▶ **Assignment**: The lines to return are those from the line holding "Output a JSON" through the last line of the entries below, both included, written exactly and without pictures.

▶ **Study material**:
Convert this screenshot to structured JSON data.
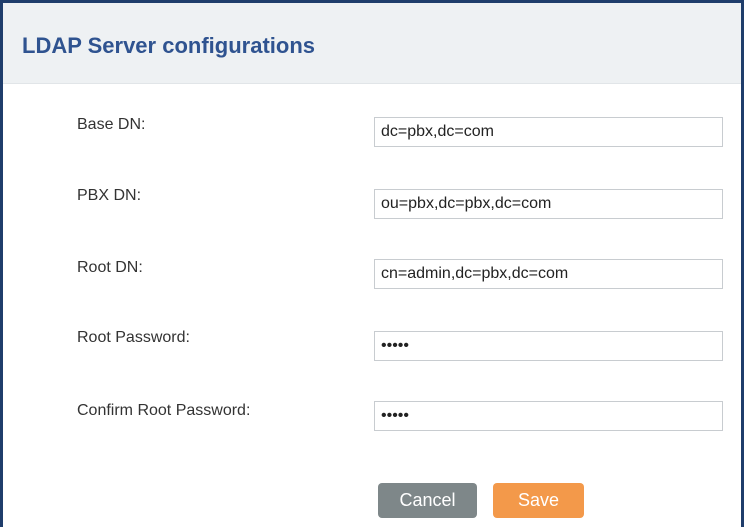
{
  "dialog": {
    "title": "LDAP Server configurations"
  },
  "form": {
    "fields": [
      {
        "label": "Base DN:",
        "value": "dc=pbx,dc=com",
        "type": "text"
      },
      {
        "label": "PBX DN:",
        "value": "ou=pbx,dc=pbx,dc=com",
        "type": "text"
      },
      {
        "label": "Root DN:",
        "value": "cn=admin,dc=pbx,dc=com",
        "type": "text"
      },
      {
        "label": "Root Password:",
        "value": "•••••",
        "type": "password"
      },
      {
        "label": "Confirm Root Password:",
        "value": "•••••",
        "type": "password"
      }
    ]
  },
  "buttons": {
    "cancel_label": "Cancel",
    "save_label": "Save"
  },
  "colors": {
    "title": "#2f5390",
    "frame_border": "#1f3d6b",
    "header_background": "#eef1f3",
    "cancel_button": "#7e8789",
    "save_button": "#f3994a"
  }
}
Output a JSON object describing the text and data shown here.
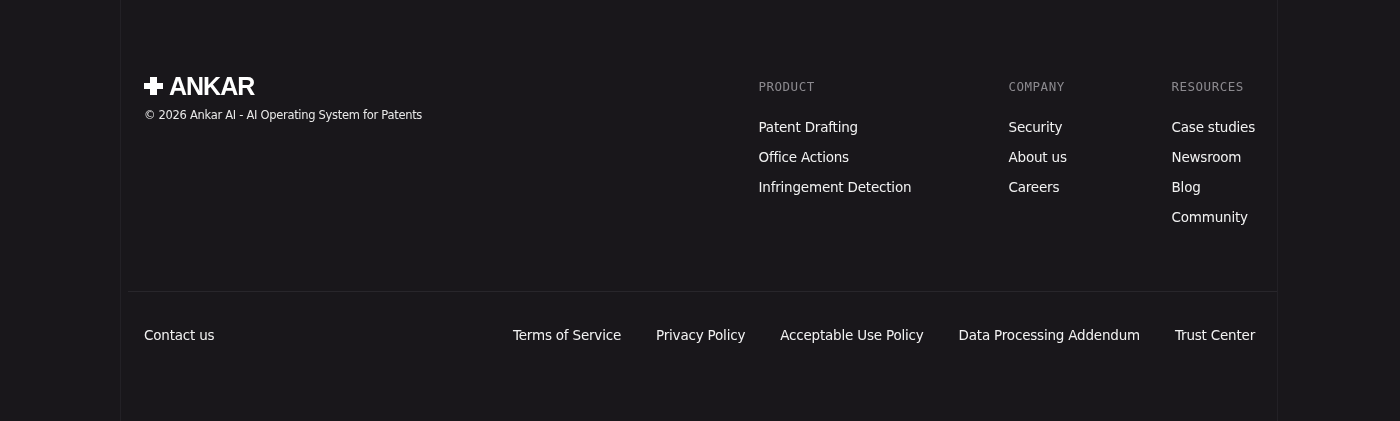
{
  "brand": {
    "name": "ANKAR",
    "copyright": "© 2026 Ankar AI - AI Operating System for Patents"
  },
  "columns": [
    {
      "heading": "PRODUCT",
      "links": [
        "Patent Drafting",
        "Office Actions",
        "Infringement Detection"
      ]
    },
    {
      "heading": "COMPANY",
      "links": [
        "Security",
        "About us",
        "Careers"
      ]
    },
    {
      "heading": "RESOURCES",
      "links": [
        "Case studies",
        "Newsroom",
        "Blog",
        "Community"
      ]
    }
  ],
  "contact": "Contact us",
  "legal_links": [
    "Terms of Service",
    "Privacy Policy",
    "Acceptable Use Policy",
    "Data Processing Addendum",
    "Trust Center"
  ]
}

▶ **Your response**:
Output a JSON object describing the text and data shown here.
{
  "brand": {
    "name": "ANKAR",
    "copyright": "© 2026 Ankar AI - AI Operating System for Patents"
  },
  "columns": [
    {
      "heading": "PRODUCT",
      "links": [
        "Patent Drafting",
        "Office Actions",
        "Infringement Detection"
      ]
    },
    {
      "heading": "COMPANY",
      "links": [
        "Security",
        "About us",
        "Careers"
      ]
    },
    {
      "heading": "RESOURCES",
      "links": [
        "Case studies",
        "Newsroom",
        "Blog",
        "Community"
      ]
    }
  ],
  "contact": "Contact us",
  "legal_links": [
    "Terms of Service",
    "Privacy Policy",
    "Acceptable Use Policy",
    "Data Processing Addendum",
    "Trust Center"
  ]
}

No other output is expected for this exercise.